Data excerpts
****

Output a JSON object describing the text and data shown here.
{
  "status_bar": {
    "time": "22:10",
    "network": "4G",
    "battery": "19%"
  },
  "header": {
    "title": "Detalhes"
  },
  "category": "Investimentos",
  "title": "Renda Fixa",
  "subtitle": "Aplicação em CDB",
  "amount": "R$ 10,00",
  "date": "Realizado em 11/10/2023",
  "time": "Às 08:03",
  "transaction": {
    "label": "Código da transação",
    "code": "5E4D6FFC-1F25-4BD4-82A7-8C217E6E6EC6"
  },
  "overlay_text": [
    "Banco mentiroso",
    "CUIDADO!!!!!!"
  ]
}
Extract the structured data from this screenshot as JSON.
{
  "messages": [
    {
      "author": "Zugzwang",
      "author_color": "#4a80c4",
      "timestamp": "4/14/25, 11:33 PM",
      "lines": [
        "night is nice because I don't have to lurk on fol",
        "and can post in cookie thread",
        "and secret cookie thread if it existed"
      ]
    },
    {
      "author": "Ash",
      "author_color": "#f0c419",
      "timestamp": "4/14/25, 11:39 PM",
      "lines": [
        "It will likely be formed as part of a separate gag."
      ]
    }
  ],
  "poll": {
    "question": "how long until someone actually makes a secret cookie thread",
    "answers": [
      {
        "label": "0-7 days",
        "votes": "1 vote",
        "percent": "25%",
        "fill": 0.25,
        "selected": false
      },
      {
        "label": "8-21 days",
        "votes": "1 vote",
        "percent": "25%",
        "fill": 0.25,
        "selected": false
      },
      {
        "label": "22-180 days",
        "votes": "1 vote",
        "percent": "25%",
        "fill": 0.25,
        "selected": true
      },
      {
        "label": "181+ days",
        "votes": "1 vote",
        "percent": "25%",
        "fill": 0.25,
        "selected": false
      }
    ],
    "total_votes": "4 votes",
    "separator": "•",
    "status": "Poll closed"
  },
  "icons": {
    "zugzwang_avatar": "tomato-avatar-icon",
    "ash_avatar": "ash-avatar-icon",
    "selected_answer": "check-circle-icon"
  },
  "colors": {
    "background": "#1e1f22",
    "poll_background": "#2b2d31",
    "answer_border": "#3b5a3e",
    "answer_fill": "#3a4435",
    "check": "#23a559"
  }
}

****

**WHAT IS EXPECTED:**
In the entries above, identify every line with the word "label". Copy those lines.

**SOLUTION BELOW:**
    "label": "Código da transação",
        "label": "0-7 days",
        "label": "8-21 days",
        "label": "22-180 days",
        "label": "181+ days",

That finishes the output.